TOKYO - Mitsubishi Motors Corp. plans, in part, to cut its debt at the expense of its European operations.
The carmaker will shift planned spending to North America, where it vows to develop vehicles more in tune with the market.
The details are part of a restructuring plan from April 2000 to March 2004. A previous restructuring plan covering the three years to March 2000 was swamped by a rise in the value of the yen against the dollar and the euro, as well as an extended slump in the domestic Japanese car and truck markets.
The foundation of the new plan, called 'Heart Beat 21,' is a focus on three key markets: Japan;
Asia and the Association of South East Asian Nations; and North America.
Notably absent from that list is Europe.

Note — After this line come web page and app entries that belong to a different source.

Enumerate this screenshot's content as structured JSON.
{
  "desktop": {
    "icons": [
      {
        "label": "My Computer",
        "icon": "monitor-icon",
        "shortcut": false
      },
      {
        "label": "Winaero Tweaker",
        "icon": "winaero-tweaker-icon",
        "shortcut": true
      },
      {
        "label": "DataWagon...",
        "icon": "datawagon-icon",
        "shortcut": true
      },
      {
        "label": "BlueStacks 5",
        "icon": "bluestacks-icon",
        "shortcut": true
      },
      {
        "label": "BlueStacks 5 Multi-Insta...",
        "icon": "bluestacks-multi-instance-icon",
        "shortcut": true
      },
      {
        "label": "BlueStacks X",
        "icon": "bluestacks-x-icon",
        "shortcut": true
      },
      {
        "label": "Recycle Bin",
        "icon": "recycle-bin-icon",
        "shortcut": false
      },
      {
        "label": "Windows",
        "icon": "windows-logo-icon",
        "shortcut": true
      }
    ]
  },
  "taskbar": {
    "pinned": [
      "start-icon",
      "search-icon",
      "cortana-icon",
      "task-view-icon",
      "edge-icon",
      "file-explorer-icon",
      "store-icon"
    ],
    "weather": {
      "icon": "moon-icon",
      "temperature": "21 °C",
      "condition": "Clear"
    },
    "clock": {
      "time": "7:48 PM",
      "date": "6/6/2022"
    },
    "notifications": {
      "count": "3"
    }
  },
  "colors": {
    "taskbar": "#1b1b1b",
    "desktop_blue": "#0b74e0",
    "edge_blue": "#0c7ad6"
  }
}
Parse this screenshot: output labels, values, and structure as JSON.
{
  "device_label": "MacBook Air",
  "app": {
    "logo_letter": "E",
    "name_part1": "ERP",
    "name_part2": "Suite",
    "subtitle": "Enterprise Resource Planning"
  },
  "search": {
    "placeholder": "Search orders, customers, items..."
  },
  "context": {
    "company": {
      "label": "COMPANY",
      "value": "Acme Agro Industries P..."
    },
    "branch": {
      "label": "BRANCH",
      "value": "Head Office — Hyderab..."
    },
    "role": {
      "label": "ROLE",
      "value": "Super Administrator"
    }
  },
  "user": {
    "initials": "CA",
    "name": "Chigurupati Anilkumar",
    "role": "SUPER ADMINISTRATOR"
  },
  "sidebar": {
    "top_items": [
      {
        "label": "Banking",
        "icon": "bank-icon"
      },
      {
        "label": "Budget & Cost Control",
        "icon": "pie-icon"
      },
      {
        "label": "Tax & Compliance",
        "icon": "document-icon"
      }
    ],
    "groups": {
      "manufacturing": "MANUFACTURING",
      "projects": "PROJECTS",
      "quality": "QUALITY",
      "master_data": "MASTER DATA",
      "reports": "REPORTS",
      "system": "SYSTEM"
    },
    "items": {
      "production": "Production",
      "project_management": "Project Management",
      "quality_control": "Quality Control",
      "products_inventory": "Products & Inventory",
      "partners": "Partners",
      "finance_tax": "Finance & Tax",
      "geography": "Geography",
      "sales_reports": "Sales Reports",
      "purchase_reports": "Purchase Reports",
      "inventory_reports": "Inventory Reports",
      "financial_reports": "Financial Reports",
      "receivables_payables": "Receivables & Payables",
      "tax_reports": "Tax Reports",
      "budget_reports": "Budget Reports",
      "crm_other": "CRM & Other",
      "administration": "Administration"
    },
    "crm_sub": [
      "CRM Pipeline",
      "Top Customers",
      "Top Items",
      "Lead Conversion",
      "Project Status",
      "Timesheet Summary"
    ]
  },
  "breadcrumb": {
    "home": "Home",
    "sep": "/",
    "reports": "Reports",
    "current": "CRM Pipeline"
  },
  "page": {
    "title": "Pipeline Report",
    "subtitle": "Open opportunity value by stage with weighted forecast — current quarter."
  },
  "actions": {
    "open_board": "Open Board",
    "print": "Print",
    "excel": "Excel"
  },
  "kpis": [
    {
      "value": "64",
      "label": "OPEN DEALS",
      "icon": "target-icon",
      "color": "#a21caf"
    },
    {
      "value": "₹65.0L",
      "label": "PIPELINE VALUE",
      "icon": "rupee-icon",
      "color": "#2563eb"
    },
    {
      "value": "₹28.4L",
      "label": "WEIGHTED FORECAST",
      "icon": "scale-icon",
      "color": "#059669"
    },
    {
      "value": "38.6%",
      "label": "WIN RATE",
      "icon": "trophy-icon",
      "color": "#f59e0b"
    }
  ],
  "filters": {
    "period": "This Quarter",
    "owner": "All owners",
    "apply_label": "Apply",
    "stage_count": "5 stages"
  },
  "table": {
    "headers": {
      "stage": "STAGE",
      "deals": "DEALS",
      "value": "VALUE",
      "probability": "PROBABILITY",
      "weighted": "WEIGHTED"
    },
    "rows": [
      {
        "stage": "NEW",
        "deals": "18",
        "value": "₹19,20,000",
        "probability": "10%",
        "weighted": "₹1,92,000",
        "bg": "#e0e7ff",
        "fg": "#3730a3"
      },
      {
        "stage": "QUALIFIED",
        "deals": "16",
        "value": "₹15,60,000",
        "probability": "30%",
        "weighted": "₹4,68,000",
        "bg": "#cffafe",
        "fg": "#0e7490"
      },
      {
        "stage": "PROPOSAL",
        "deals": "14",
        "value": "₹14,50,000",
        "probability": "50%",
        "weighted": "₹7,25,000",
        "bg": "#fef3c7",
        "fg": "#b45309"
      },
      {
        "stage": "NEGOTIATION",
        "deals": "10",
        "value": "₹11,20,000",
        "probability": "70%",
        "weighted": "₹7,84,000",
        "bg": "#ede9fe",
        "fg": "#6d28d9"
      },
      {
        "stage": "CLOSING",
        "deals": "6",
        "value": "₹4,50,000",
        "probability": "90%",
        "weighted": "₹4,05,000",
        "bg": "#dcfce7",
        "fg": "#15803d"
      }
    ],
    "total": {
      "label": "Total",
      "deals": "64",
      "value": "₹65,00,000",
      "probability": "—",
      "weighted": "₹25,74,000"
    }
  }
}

Indeed, Mitsubishi President Katsuhiko Kawasoe said the carmaker will freeze investment in Europe at current levels in order to focus on North America.
That calls into question the future of NedCar, the joint venture in the Netherlands between Mitsubishi and Ford Motor Co.'s Volvo Car unit.
Ford has insisted that any new Volvos built at NedCar be built on a Ford platform, which would require additional investment to allow multiple platforms to be built on the same lines.
Mitsubishi aims to cut its debt to around 1 trillion yen, or about $9.5 billion at current exchange rates, by March 2004, from $16.7 billion at the end of September 1999. The previous target had been to cut debt to $14.3 billion by March 2001.
The company now aims for a group pretax profit of $190.5 million in the fiscal year ending March 31, 2001, and $1.4 billion in the fiscal year ending in March 2004.